FOIA Development in D.C. Circuit: New Defenses Against Disclosing Line Item Pricing to Competitors


Lesson: Contractors seeking to protect their CLIN pricing from disclosure to competitors under FOIA should cite McDonnell Douglas in opposition, and should be sure to make a complete record of their grounds at the administrative level. This decision offers contractors a roadmap of how to protect their line item and unit pricing.


In the latter half of 2004 the D.C. Circuit issued a decision rejecting a government assertion that a contractor’s line item and unit pricing could routinely be disclosed under the Freedom of Information Act (FOIA). It did allow disclosure of total contract price and of hourly labor rates for extra work.


In McDonnell Douglas v. Dep’t of the Air Force, 375 F.3d 1182 (D.C. Cir. 2004), the Circuit Court held that McDonnell Douglas’s option year prices and vendor contract line item number (CLIN) prices under its Air Force contract for maintenance and repair of the KC-10 and KDC-10 aircraft should not be released to its competitor Lockheed Martin under FOIA. It did uphold disclosure of certain other limited McDonnell Douglas CLIN prices.


McDonnell Douglas maintained that the option year prices and vendor pricing CLIN fell within FOIA Exemption 4, which exempts from disclosure "trade secrets and commercial or financial information obtained from a person and privileged or confidential." 5 U.S.C. § 552(b)(4). The court reiterated the standard it had previously articulated in National Parks & Conservation Ass’n v. Morton, 498 F.2d 765 (D.C. Cir. 1974) that pricing information is "confidential" and therefore within the scope of Exemption 4, if its disclosure is "likely…to cause substantial harm to the competitive position of the person from whom the information was obtained."


The Air Force argued that release of option year prices was not likely to cause substantial competitive harm to McDonnell Douglas in the event that the Air Force decided to re-bid the contract rather than exercise the options.
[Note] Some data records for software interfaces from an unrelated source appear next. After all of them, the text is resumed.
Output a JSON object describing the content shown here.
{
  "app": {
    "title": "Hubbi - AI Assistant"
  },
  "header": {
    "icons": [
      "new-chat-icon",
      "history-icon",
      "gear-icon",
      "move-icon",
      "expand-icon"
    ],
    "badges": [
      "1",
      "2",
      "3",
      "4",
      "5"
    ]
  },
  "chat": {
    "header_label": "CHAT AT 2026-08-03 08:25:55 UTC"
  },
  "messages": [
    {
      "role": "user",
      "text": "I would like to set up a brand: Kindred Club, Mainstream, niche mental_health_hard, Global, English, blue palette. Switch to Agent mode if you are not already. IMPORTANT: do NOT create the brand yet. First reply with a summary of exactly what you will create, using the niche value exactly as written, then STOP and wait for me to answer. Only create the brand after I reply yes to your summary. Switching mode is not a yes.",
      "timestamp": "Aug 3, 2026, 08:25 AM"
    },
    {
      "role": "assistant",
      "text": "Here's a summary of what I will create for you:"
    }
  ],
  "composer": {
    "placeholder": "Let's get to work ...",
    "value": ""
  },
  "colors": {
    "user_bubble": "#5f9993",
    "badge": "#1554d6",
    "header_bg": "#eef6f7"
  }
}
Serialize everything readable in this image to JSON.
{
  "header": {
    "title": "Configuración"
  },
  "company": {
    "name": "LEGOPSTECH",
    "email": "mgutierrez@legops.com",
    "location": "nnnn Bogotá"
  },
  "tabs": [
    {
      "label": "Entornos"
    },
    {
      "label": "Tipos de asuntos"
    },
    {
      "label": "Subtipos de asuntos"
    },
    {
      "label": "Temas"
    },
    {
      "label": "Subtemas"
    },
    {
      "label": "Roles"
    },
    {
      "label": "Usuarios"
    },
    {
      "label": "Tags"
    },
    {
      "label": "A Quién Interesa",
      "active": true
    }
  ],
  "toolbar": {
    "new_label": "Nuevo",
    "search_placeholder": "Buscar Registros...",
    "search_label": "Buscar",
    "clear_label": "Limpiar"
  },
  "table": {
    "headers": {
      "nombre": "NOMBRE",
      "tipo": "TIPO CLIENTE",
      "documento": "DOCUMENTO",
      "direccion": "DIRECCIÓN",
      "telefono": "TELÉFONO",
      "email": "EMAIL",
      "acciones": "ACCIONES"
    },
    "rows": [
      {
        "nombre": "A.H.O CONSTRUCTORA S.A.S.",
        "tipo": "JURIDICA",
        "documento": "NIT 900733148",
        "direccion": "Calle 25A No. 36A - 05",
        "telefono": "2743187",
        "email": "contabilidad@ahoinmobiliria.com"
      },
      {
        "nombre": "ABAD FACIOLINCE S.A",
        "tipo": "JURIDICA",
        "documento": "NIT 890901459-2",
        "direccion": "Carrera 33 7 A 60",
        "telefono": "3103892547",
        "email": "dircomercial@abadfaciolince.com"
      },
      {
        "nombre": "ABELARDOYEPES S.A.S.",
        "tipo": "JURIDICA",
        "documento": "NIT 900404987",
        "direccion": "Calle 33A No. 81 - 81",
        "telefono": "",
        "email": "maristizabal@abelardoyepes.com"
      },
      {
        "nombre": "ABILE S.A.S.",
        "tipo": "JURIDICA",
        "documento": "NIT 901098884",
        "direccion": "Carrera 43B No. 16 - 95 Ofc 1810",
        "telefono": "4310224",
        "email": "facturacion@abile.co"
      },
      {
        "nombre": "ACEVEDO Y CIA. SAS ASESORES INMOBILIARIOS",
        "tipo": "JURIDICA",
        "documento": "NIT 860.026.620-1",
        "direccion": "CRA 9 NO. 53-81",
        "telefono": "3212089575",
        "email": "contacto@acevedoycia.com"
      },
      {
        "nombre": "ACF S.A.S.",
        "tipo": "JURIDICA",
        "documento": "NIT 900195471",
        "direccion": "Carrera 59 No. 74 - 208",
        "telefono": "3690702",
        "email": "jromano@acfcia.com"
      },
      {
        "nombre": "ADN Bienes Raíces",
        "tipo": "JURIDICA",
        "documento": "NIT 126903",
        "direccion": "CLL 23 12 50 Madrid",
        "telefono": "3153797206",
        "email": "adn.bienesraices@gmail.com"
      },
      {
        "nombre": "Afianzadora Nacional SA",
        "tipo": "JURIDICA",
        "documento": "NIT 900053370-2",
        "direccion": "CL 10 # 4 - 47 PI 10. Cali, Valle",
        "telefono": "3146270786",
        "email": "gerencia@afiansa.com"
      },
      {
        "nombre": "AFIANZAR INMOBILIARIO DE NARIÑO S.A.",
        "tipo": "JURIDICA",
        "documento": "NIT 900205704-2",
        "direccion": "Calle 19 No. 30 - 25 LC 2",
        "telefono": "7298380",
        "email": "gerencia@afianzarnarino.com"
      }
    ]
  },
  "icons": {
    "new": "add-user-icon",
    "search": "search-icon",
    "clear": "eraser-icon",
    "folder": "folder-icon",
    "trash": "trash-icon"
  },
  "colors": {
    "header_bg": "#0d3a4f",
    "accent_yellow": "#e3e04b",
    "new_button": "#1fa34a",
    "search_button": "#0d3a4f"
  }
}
It claimed that in such circumstances, the new bid price "would be only one of several evaluation factors for award" of a new "best value" contract. The court rejected this argument and found with respect to option year prices that McDonnell Douglas had met the Exemption 4 standard:


“Simply put, release of the option year prices in the present contract would likely cause McDonnell Douglas substantial competitive harm because it would significantly increase the probability McDonnell Douglas's competitors would underbid it in the event the Air Force rebids the contract. [citation: substantial competitive harm likely where disclosure "would allow competitors to estimate, and undercut, its bids"]. Because price is the only objective, or at least readily quantified, criterion among the six criteria for awarding government contracts, submitting the lowest price is surely the most straightforward way for a competitor to show its bid is superior. . . . We conclude disclosure of McDonnell Douglas's option year prices would likely cause McDonnell Douglas substantial competitive harm by informing the bids of its rivals in the event the contract is rebid. []Consequently, the option year prices fall within the scope of Exemption 4, and the decision of the Air Force to release them was contrary to law.” Id. at 1189-90.


The court also found that release of the prices associated with certain CLINs composed predominantly of the costs of materials and services McDonnell Douglas procures from vendors also fell within Exemption 4. The court agreed with McDonnell Douglas’s argument that because Lockheed Martin had probably gotten quotes from the same vendors at the same or similar prices offered to McDonnell Douglas, release of the CLIN prices would allow Lockheed Martin to determine the McDonnell Douglas mark-up for these items and services. On the other hand, the court was not persuaded that release of hourly labor rates for certain maintenance and repair work would likely cause McDonnell Douglas harm.


This decision could have the effect of broadly protecting line-item prices from disclosure. The dissent characterized the majority’s opinion as coming “perilously close to a per se rule that line-item prices … may never be revealed to the public through a [FOIA] request." It accused the majority of "stand[ing] the burden of proof on its head," in essence requiring the Air Force to prove that no harm would come from a disclosure rather than placing the burden on McDonnell Douglas to demonstrate that such harm was likely.


The decision is persuasive precedent, although not binding, in other circuits such as the 9th Circuit on the West Coast.


A cautionary note regarding procedural matters: The court refused to consider arguments by either McDonnell Douglas or the Air Force that were not advanced in the initial FOIA proceedings at the administrative level. Many key arguments raised later in the proceedings were therefore ignored. This emphasizes the importance of including in the administrative record a comprehensive presentation of all specific facts and theories relating to claimed exemptions and likely competitive harm.